On Monday 4 October Phillip Henry will be performing live for Roots and Shoots in the Phonic FM studio. There's a lot of good, innovative music around these days by young performers. But occasionally a musician comes on the scene who has something quite special. And Phil is really special: an exceptionally talented, inventive and extraordinarily sensitive music master who put his everything into his craft. Yet Phil remains exceptionally modest and only moves into the spotlight when he has an offering that will leave his audience spellbound.
With every instrument that Phillip Henry plays he gets the best and then a bit more out of it. He is a virtuoso of, amongst other instruments, dobro, lap steel and harmonica. And he's studied with the very best in Britain, the States and India. His songs and tunes range from his arrangements of traditional melodies from Britain and elsewhere to foot stomping boogy numbers to his own fresh innovative compositions. And he's a fine singer too.
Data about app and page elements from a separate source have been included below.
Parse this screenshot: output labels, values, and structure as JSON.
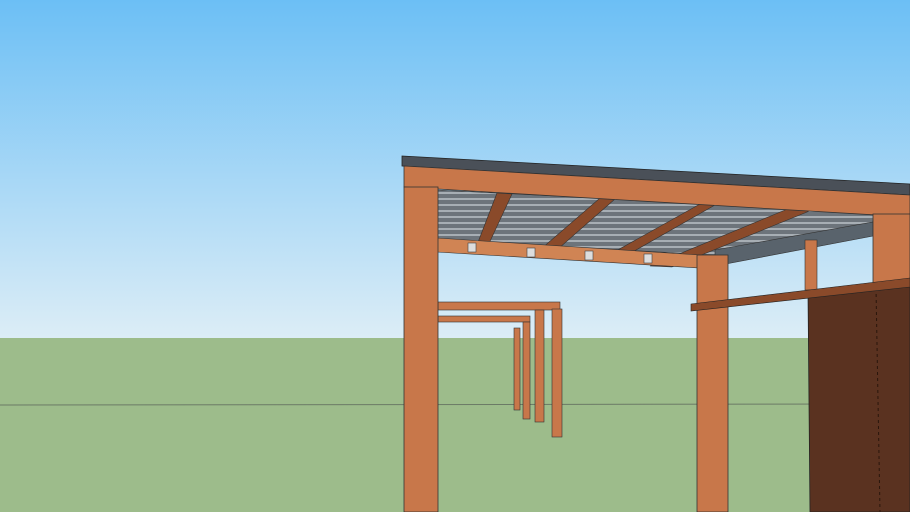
{
  "scene": {
    "colors": {
      "sky_top": "#6cbff5",
      "sky_bottom": "#dcedf6",
      "ground": "#9dbc8b",
      "wood": "#c8774a",
      "wood_dark": "#8a4a2a",
      "wood_shadow": "#6b3a22",
      "roof": "#4a5058",
      "roof_ribs": "#9aa2a8",
      "panel": "#5a3220"
    }
  }
}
It is with typical understatement and modesty that Phillip Henry is launching his new album Live in the Living Room in one of the most intimate venues in Exeter rather than a big auditorium. Listen into Roots and Shoots to find out where and when. If we spread the information too widely, you will definitely not all get in.
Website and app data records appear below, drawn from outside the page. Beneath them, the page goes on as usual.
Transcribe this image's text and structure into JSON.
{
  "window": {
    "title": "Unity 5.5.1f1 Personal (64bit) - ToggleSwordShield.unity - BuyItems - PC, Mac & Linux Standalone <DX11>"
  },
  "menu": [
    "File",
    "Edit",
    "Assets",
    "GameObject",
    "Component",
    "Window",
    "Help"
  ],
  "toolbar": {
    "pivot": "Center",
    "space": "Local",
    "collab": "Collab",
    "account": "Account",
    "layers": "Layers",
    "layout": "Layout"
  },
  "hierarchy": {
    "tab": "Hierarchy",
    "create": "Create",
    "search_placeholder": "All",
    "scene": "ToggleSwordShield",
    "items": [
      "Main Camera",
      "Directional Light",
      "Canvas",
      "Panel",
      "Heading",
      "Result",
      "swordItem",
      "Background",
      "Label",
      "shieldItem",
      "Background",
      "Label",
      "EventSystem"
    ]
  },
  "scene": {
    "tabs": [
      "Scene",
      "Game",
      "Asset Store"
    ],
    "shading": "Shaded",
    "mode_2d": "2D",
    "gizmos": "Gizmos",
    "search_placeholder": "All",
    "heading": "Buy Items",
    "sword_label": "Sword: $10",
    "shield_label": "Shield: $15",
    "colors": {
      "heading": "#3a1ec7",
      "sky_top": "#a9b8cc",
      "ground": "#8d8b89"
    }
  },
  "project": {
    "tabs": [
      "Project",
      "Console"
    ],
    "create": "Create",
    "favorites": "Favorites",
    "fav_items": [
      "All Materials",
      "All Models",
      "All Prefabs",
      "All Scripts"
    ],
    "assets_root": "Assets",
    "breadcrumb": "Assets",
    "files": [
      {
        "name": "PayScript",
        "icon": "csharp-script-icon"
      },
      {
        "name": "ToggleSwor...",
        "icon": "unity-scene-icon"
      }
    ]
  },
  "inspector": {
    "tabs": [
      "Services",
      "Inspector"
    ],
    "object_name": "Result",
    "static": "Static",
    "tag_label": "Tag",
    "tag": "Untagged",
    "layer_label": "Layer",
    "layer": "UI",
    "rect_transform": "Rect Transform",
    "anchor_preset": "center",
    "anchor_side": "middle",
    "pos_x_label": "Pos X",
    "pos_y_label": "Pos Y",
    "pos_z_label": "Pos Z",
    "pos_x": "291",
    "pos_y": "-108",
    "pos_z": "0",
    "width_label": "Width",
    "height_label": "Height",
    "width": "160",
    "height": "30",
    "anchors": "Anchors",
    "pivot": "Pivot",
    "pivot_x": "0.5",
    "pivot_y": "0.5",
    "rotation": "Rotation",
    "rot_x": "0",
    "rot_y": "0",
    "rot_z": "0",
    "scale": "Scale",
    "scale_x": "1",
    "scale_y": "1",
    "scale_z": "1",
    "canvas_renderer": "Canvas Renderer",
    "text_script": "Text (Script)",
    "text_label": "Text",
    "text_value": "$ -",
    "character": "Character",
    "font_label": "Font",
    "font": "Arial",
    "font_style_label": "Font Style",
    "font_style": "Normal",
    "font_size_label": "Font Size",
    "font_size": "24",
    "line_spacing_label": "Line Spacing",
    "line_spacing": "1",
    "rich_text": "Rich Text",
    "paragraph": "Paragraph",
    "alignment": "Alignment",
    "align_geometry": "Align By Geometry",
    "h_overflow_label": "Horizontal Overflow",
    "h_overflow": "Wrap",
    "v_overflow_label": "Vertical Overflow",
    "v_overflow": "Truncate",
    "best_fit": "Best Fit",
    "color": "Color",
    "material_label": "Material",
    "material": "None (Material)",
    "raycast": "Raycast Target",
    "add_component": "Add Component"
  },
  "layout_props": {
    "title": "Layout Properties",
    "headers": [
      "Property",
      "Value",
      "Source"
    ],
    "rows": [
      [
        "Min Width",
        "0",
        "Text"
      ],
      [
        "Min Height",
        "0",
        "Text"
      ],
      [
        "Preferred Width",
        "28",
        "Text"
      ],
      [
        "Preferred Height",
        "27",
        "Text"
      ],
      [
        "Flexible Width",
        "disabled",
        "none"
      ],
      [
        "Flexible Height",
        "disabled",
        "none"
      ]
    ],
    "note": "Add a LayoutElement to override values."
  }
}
Phil's performance with the exhilarating, first-rate local band The Roots Union at the recent Acoustica Festival at Exeter Phoenix was one of the high points of the weekend. For a while, the band members are concentrating on solo and smaller group projects. Phillip Henry and Hannah Martin will be showcasing their extraordinary talents as a duo.
We expect Phillip Henry, accompanied by Hannah, to be playing music from his new album Live In The Living Room when they appear on Phonic FM's Roots and Shoots. If you're planning to drive while listening, pull over. If you're in your living room, prepare to boogie.
Roots and Shoots on Phonic FM on Monday 4 October, 18:00 - 20:00 UK time.
Text and photo (Phil & Hannah at Sidmouth Summer 2010) by Martin Hodge